→ RECORDS FOR THIS EXERCISE:

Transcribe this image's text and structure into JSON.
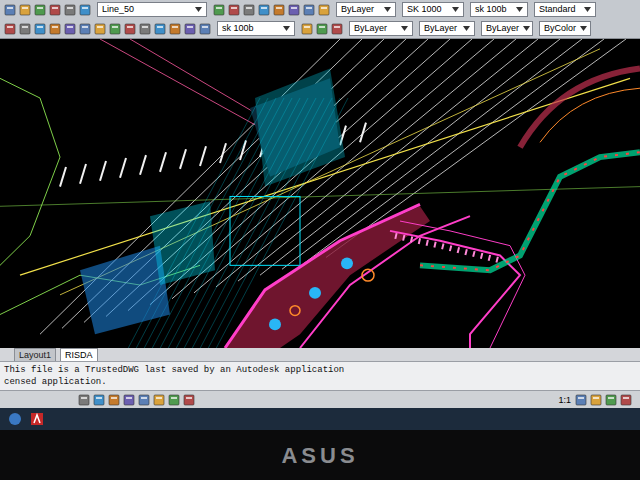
{
  "toolbar": {
    "row1_combos": [
      {
        "label": "Line_50"
      },
      {
        "label": "ByLayer"
      },
      {
        "label": "SK 1000"
      },
      {
        "label": "sk 100b"
      },
      {
        "label": "Standard"
      }
    ],
    "row2_combos": [
      {
        "label": "sk 100b"
      },
      {
        "label": "ByLayer"
      },
      {
        "label": "ByLayer"
      },
      {
        "label": "ByLayer"
      },
      {
        "label": "ByColor"
      }
    ]
  },
  "layout_tabs": [
    {
      "label": "Layout1",
      "selected": false
    },
    {
      "label": "RISDA",
      "selected": true
    }
  ],
  "command_lines": [
    "This file is a TrustedDWG last saved by an Autodesk application",
    "censed application."
  ],
  "status_bar": {
    "scale": "1:1"
  },
  "monitor": {
    "brand": "ASUS"
  }
}
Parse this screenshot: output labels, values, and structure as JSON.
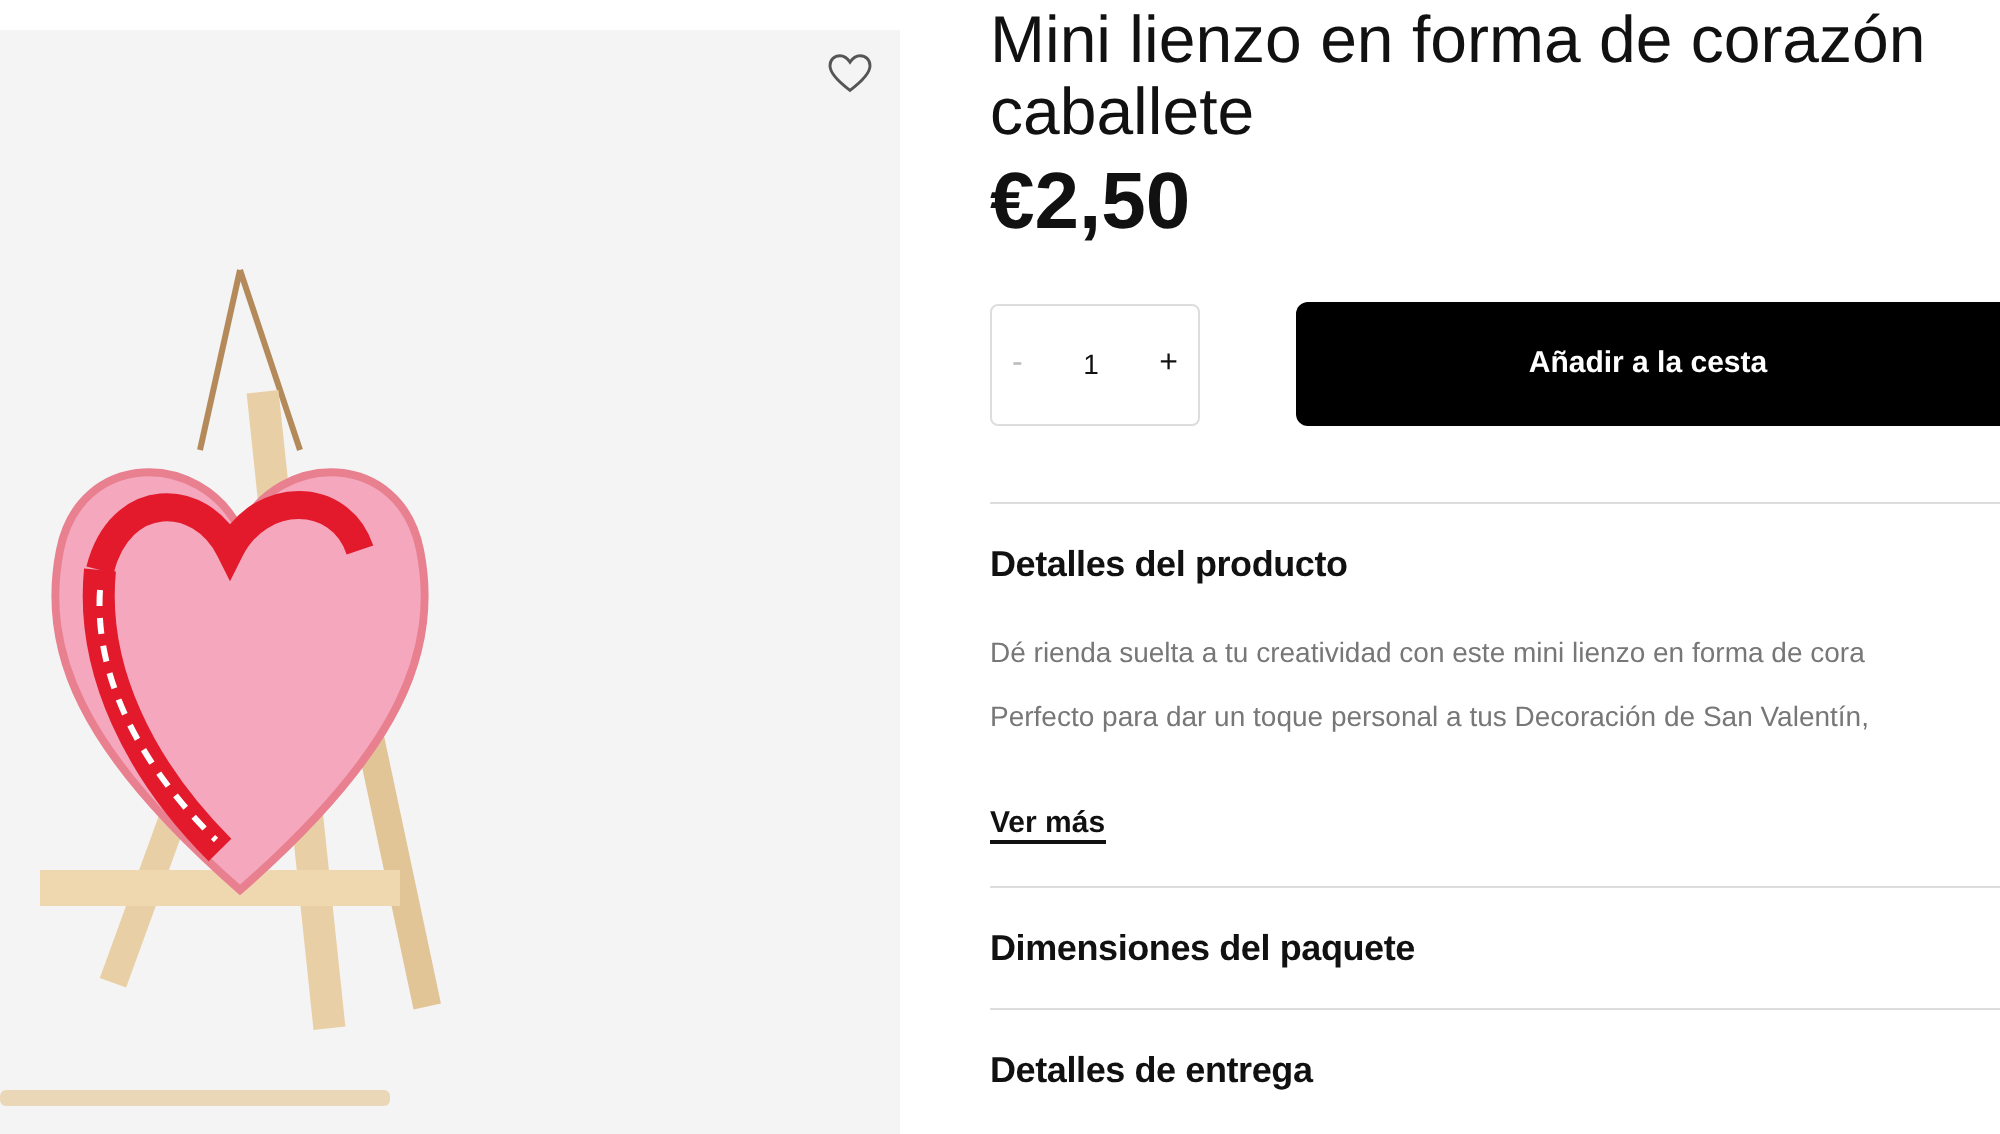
{
  "product": {
    "title": "Mini lienzo en forma de corazón caballete",
    "price": "€2,50",
    "favorite": false
  },
  "quantity": {
    "decrease": "-",
    "value": "1",
    "increase": "+",
    "decrease_disabled": true
  },
  "add_to_cart": "Añadir a la cesta",
  "sections": [
    {
      "title": "Detalles del producto",
      "lines": [
        "Dé rienda suelta a tu creatividad con este mini lienzo en forma de cora",
        "Perfecto para dar un toque personal a tus Decoración de San Valentín,"
      ],
      "more": "Ver más"
    },
    {
      "title": "Dimensiones del paquete"
    },
    {
      "title": "Detalles de entrega"
    }
  ]
}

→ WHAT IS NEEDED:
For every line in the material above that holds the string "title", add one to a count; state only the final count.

→ REPLY TO THE TASK:
4